Start of DATASET EXTRACT

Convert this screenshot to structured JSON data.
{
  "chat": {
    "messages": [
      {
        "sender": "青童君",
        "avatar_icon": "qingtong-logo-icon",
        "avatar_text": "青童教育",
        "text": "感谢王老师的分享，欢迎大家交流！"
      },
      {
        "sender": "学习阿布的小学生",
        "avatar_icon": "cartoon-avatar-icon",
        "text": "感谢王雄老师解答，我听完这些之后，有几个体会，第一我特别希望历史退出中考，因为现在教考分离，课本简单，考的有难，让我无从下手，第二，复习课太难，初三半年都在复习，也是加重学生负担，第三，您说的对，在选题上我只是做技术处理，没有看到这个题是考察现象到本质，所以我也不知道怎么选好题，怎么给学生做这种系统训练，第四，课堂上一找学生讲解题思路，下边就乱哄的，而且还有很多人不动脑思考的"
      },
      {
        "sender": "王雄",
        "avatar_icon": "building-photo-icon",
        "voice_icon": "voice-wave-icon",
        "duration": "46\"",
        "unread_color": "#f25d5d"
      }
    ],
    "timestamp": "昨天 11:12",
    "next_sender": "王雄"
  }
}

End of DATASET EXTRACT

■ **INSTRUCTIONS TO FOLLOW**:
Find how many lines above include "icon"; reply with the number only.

■ **COMPLETED TASK**:
4